> [TRY IT] Restate the records in full and exactly, with no images included.

Excerpts from an interface dataset
Start of Block

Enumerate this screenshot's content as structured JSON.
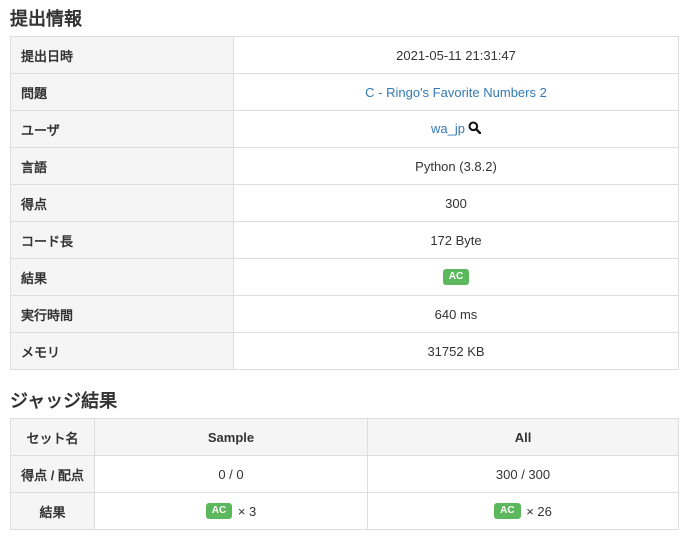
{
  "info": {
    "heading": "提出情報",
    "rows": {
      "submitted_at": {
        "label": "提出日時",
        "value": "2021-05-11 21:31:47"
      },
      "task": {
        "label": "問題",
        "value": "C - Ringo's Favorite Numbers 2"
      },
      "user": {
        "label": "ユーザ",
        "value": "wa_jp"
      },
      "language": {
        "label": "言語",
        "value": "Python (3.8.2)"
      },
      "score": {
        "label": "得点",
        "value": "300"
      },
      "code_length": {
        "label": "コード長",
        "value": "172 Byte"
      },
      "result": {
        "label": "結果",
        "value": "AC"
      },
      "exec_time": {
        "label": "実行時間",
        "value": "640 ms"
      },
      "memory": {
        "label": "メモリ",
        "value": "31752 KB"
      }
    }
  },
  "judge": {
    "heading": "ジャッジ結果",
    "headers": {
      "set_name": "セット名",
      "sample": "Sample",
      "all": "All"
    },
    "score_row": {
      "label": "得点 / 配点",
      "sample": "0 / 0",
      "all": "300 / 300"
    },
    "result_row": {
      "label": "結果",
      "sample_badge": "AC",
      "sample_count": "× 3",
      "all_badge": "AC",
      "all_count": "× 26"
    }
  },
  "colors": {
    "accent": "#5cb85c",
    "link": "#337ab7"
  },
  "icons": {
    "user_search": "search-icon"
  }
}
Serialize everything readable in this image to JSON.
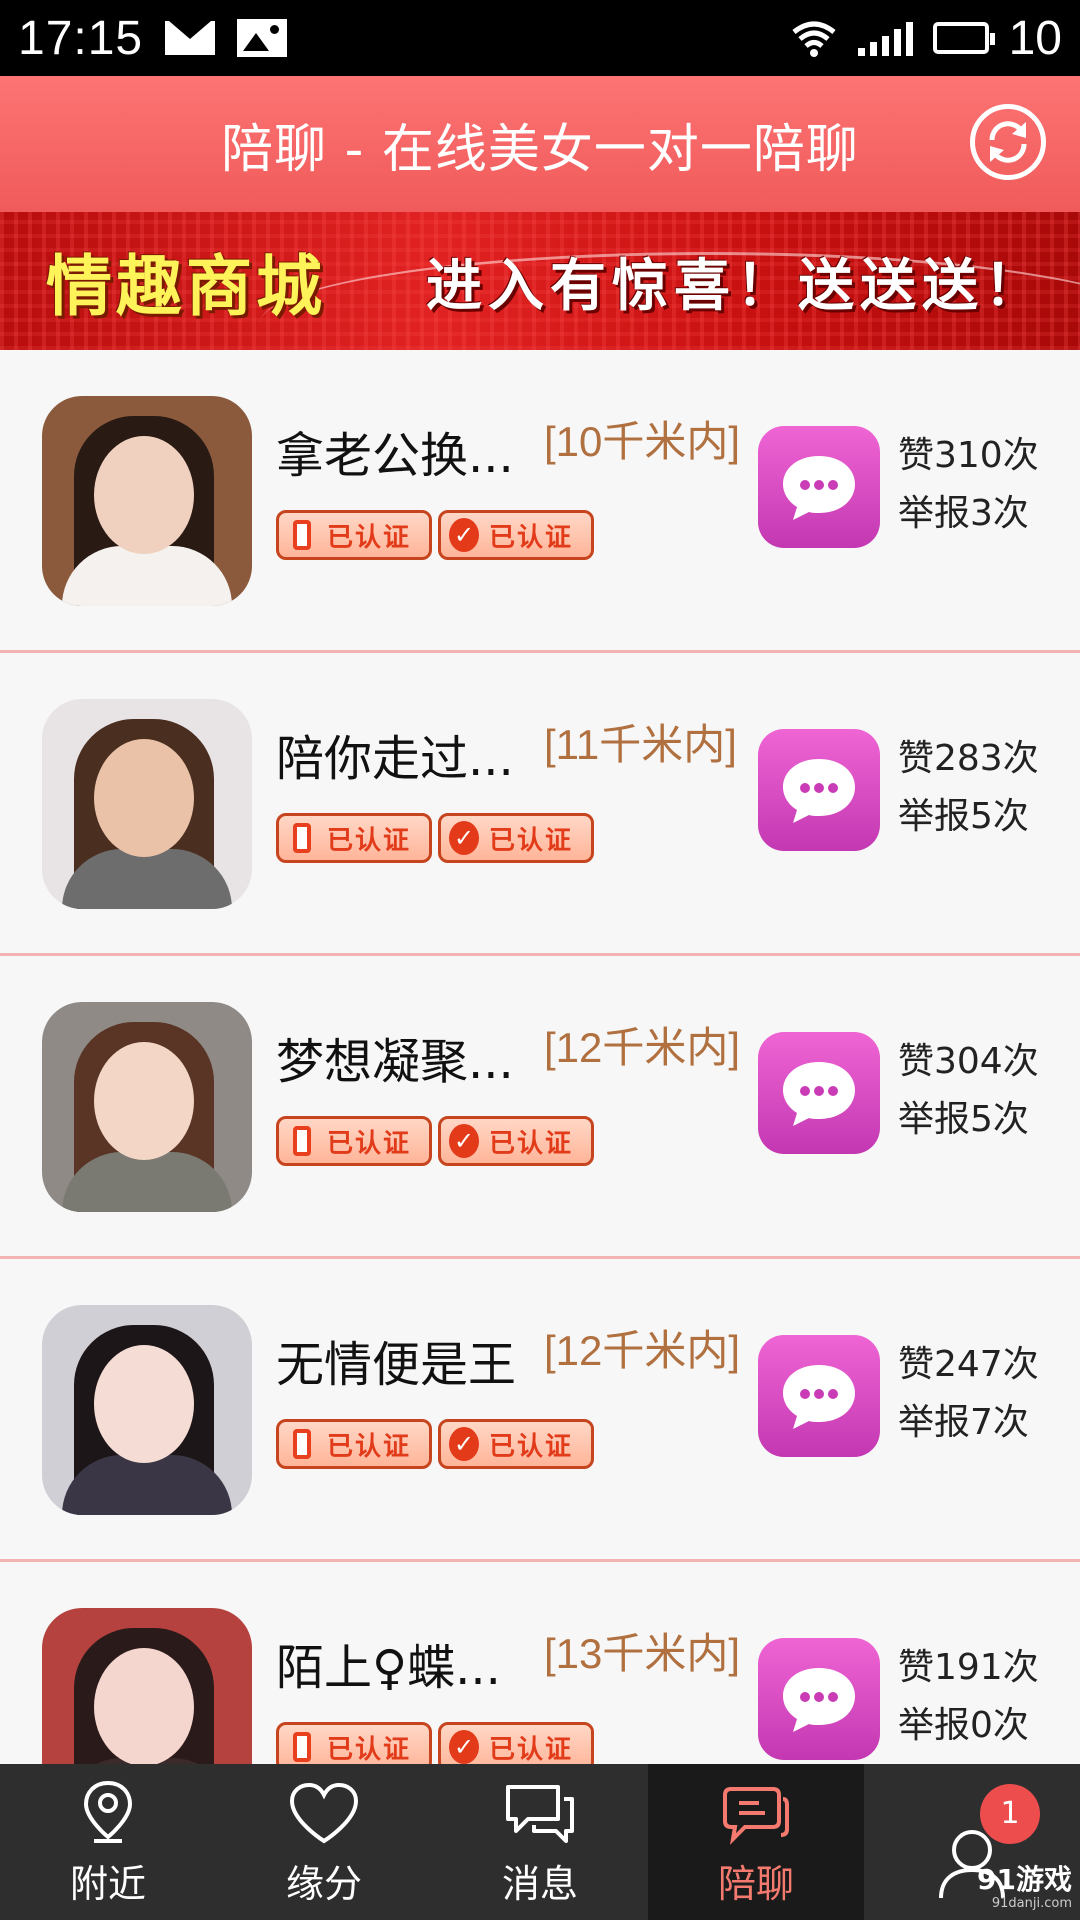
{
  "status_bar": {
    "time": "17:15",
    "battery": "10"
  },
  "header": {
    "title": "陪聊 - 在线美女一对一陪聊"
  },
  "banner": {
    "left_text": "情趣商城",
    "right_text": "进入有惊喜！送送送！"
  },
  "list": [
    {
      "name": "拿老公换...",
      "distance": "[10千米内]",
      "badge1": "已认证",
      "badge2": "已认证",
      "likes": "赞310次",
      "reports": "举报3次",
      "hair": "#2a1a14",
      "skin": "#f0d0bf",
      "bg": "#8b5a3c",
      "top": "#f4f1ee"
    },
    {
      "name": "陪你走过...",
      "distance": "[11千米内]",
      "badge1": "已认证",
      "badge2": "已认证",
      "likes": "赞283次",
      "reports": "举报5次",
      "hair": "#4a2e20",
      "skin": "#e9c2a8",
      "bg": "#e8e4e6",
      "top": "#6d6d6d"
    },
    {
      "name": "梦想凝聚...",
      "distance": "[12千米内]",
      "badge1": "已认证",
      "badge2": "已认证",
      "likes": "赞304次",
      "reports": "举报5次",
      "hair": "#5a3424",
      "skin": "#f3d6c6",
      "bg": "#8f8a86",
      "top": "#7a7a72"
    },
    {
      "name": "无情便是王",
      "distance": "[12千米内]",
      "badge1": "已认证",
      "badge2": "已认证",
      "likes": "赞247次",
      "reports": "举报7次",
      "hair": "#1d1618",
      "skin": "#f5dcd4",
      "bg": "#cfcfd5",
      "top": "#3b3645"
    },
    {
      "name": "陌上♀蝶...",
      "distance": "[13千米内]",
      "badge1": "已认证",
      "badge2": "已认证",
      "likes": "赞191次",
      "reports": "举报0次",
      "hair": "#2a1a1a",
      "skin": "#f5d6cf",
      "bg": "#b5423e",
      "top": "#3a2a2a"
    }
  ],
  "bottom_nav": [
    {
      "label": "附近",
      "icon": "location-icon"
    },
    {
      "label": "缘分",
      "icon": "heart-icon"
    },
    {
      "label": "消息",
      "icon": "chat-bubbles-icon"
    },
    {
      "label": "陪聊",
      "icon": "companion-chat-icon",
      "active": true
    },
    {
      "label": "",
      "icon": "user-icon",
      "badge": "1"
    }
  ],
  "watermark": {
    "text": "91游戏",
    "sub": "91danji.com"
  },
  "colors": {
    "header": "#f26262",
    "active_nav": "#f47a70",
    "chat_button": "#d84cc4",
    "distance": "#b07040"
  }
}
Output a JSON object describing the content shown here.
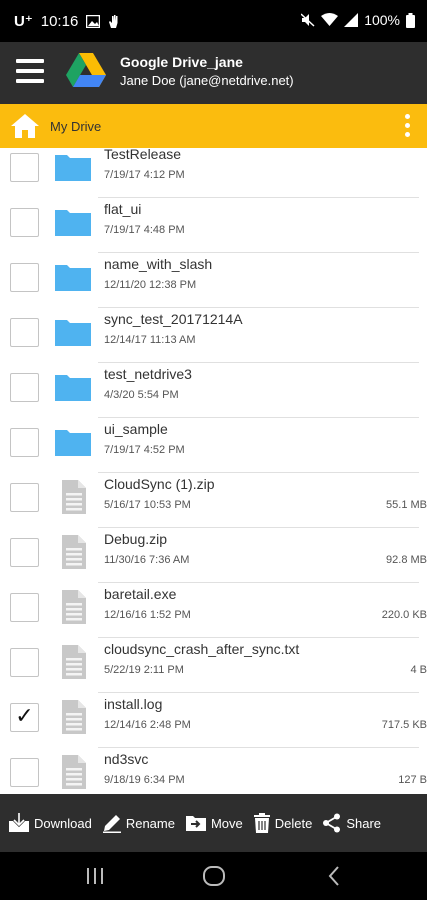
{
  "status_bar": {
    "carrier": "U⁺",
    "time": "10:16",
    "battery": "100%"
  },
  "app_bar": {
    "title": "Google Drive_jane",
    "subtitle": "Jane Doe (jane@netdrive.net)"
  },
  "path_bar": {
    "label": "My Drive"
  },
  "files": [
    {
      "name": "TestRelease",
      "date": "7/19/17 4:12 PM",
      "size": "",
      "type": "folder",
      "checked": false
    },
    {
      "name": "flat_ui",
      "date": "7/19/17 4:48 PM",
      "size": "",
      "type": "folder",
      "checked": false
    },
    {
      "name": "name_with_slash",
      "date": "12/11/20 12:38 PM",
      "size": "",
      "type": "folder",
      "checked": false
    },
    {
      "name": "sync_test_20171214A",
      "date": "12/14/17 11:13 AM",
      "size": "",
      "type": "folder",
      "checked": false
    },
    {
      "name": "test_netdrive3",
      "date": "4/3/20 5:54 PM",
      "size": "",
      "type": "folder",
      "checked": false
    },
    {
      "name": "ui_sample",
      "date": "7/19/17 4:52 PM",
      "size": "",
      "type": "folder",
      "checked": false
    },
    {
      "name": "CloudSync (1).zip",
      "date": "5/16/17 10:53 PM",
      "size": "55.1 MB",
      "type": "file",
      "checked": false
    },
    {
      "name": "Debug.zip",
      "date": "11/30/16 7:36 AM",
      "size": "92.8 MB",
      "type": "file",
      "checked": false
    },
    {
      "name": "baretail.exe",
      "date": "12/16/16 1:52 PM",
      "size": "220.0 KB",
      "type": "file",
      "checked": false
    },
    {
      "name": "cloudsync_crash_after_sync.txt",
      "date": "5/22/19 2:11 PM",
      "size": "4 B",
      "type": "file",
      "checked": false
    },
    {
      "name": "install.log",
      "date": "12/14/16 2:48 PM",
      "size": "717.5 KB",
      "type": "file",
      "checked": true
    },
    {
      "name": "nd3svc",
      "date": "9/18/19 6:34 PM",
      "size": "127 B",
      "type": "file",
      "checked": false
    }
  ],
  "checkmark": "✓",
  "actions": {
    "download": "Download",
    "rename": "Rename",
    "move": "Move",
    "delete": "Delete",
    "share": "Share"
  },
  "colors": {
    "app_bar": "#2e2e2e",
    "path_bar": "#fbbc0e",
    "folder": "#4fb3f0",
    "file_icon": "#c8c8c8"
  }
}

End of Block

> [PROBLEM SOLUTION]
Enumerate this screenshot's content as structured JSON.
{
  "info": {
    "heading": "提出情報",
    "rows": {
      "submitted_at": {
        "label": "提出日時",
        "value": "2021-05-11 21:31:47"
      },
      "task": {
        "label": "問題",
        "value": "C - Ringo's Favorite Numbers 2"
      },
      "user": {
        "label": "ユーザ",
        "value": "wa_jp"
      },
      "language": {
        "label": "言語",
        "value": "Python (3.8.2)"
      },
      "score": {
        "label": "得点",
        "value": "300"
      },
      "code_length": {
        "label": "コード長",
        "value": "172 Byte"
      },
      "result": {
        "label": "結果",
        "value": "AC"
      },
      "exec_time": {
        "label": "実行時間",
        "value": "640 ms"
      },
      "memory": {
        "label": "メモリ",
        "value": "31752 KB"
      }
    }
  },
  "judge": {
    "heading": "ジャッジ結果",
    "headers": {
      "set_name": "セット名",
      "sample": "Sample",
      "all": "All"
    },
    "score_row": {
      "label": "得点 / 配点",
      "sample": "0 / 0",
      "all": "300 / 300"
    },
    "result_row": {
      "label": "結果",
      "sample_badge": "AC",
      "sample_count": "× 3",
      "all_badge": "AC",
      "all_count": "× 26"
    }
  },
  "colors": {
    "accent": "#5cb85c",
    "link": "#337ab7"
  },
  "icons": {
    "user_search": "search-icon"
  }
}
Serialize everything readable in this image to JSON.
{
  "status_bar": {
    "time": "17:15",
    "battery": "10"
  },
  "header": {
    "title": "陪聊 - 在线美女一对一陪聊"
  },
  "banner": {
    "left_text": "情趣商城",
    "right_text": "进入有惊喜！送送送！"
  },
  "list": [
    {
      "name": "拿老公换...",
      "distance": "[10千米内]",
      "badge1": "已认证",
      "badge2": "已认证",
      "likes": "赞310次",
      "reports": "举报3次",
      "hair": "#2a1a14",
      "skin": "#f0d0bf",
      "bg": "#8b5a3c",
      "top": "#f4f1ee"
    },
    {
      "name": "陪你走过...",
      "distance": "[11千米内]",
      "badge1": "已认证",
      "badge2": "已认证",
      "likes": "赞283次",
      "reports": "举报5次",
      "hair": "#4a2e20",
      "skin": "#e9c2a8",
      "bg": "#e8e4e6",
      "top": "#6d6d6d"
    },
    {
      "name": "梦想凝聚...",
      "distance": "[12千米内]",
      "badge1": "已认证",
      "badge2": "已认证",
      "likes": "赞304次",
      "reports": "举报5次",
      "hair": "#5a3424",
      "skin": "#f3d6c6",
      "bg": "#8f8a86",
      "top": "#7a7a72"
    },
    {
      "name": "无情便是王",
      "distance": "[12千米内]",
      "badge1": "已认证",
      "badge2": "已认证",
      "likes": "赞247次",
      "reports": "举报7次",
      "hair": "#1d1618",
      "skin": "#f5dcd4",
      "bg": "#cfcfd5",
      "top": "#3b3645"
    },
    {
      "name": "陌上♀蝶...",
      "distance": "[13千米内]",
      "badge1": "已认证",
      "badge2": "已认证",
      "likes": "赞191次",
      "reports": "举报0次",
      "hair": "#2a1a1a",
      "skin": "#f5d6cf",
      "bg": "#b5423e",
      "top": "#3a2a2a"
    }
  ],
  "bottom_nav": [
    {
      "label": "附近",
      "icon": "location-icon"
    },
    {
      "label": "缘分",
      "icon": "heart-icon"
    },
    {
      "label": "消息",
      "icon": "chat-bubbles-icon"
    },
    {
      "label": "陪聊",
      "icon": "companion-chat-icon",
      "active": true
    },
    {
      "label": "",
      "icon": "user-icon",
      "badge": "1"
    }
  ],
  "watermark": {
    "text": "91游戏",
    "sub": "91danji.com"
  },
  "colors": {
    "header": "#f26262",
    "active_nav": "#f47a70",
    "chat_button": "#d84cc4",
    "distance": "#b07040"
  }
}
Output a JSON object describing the content shown here.
{
  "status_bar": {
    "carrier": "U⁺",
    "time": "10:16",
    "battery": "100%"
  },
  "app_bar": {
    "title": "Google Drive_jane",
    "subtitle": "Jane Doe (jane@netdrive.net)"
  },
  "path_bar": {
    "label": "My Drive"
  },
  "files": [
    {
      "name": "TestRelease",
      "date": "7/19/17 4:12 PM",
      "size": "",
      "type": "folder",
      "checked": false
    },
    {
      "name": "flat_ui",
      "date": "7/19/17 4:48 PM",
      "size": "",
      "type": "folder",
      "checked": false
    },
    {
      "name": "name_with_slash",
      "date": "12/11/20 12:38 PM",
      "size": "",
      "type": "folder",
      "checked": false
    },
    {
      "name": "sync_test_20171214A",
      "date": "12/14/17 11:13 AM",
      "size": "",
      "type": "folder",
      "checked": false
    },
    {
      "name": "test_netdrive3",
      "date": "4/3/20 5:54 PM",
      "size": "",
      "type": "folder",
      "checked": false
    },
    {
      "name": "ui_sample",
      "date": "7/19/17 4:52 PM",
      "size": "",
      "type": "folder",
      "checked": false
    },
    {
      "name": "CloudSync (1).zip",
      "date": "5/16/17 10:53 PM",
      "size": "55.1 MB",
      "type": "file",
      "checked": false
    },
    {
      "name": "Debug.zip",
      "date": "11/30/16 7:36 AM",
      "size": "92.8 MB",
      "type": "file",
      "checked": false
    },
    {
      "name": "baretail.exe",
      "date": "12/16/16 1:52 PM",
      "size": "220.0 KB",
      "type": "file",
      "checked": false
    },
    {
      "name": "cloudsync_crash_after_sync.txt",
      "date": "5/22/19 2:11 PM",
      "size": "4 B",
      "type": "file",
      "checked": false
    },
    {
      "name": "install.log",
      "date": "12/14/16 2:48 PM",
      "size": "717.5 KB",
      "type": "file",
      "checked": true
    },
    {
      "name": "nd3svc",
      "date": "9/18/19 6:34 PM",
      "size": "127 B",
      "type": "file",
      "checked": false
    }
  ],
  "checkmark": "✓",
  "actions": {
    "download": "Download",
    "rename": "Rename",
    "move": "Move",
    "delete": "Delete",
    "share": "Share"
  },
  "colors": {
    "app_bar": "#2e2e2e",
    "path_bar": "#fbbc0e",
    "folder": "#4fb3f0",
    "file_icon": "#c8c8c8"
  }
}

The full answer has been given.